I have a front wheel drive 2005 Scion tC that I love, but I just moved to New England and my house has a VERY steep gravel driveway with two switchbacks. Is it possible to winterize my tC so that it will make it up the driveway? Will studded tires help? Or should I give up and trade in my tC for an AWD?
The xB I drive for work out here in MT is actually pretty good in snow and ice, and it has a similar drivetrain and traction control system to your tC. I think if you get four snow tires you’ll probably be fine most days. I’d invest in a good set of chains and a good set of snowshoes. With chains, you should be able to get up the hill if you need to, but if you can park down on the street, it’s probably easier most of the bad days just to trudge up the hill.
if you get four snow tires you’ll probably be fine most days.
That is the best advice. If that won’t do it, you don’t want to try and go anywhere.
There are some excellent winter tires available that are of the studless design and studded.
One place to get them is tirerack.com and they can already be mounted/balanced(free) on wheels if you desire so you simply swap wheels and pay minimal cost for the changeover. You likely downsize the wheel size to 15" so tire prices are much better so that cost of rims ordered are not much more than the factory 17" size rims.
Although that sounds well and good, some people have terrible driveways that make this impractical.
When I grew up our driveway was pretty long, steep and winding. It had a switchback of 8 o’clock from 12 o’clock(driving straight) that also went to a 20% grade. Even the best FWD’s equipped with winter tires could not do this since if conditions were bad it was impossible to gain momentum to climb this.
Our family was able to get away of using AWD cars(Subaru/AMC eagle) and 4WD Suv’s with all-seasons. Stopping down this was another story. The strategy was put two of your wheels in the snow bank and drive very slowly.
I also have a 2005 tC and live in New Hampshire. It simply ain’t gonna be good on the driveway you’re describing. The tires are wide for the weight, and they do tend to ride up onto stuff.
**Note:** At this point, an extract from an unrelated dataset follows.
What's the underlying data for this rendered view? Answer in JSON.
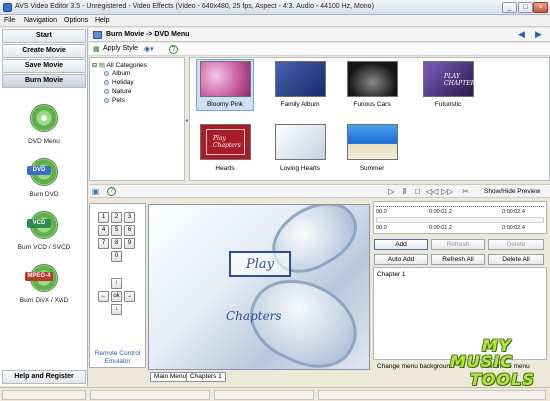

I just put some Cooper Mud + Snow tires on last week. They look like they’ll be good, lots of relief in eth tread and lots of siping and complexity, but I won’t really know until I get out there.
I can tell you that if you have the original RE92s they won’t “cut the mustard”. I did fine all winter with lots of care and technique, but there’s no way I’d try them on a steep driveway.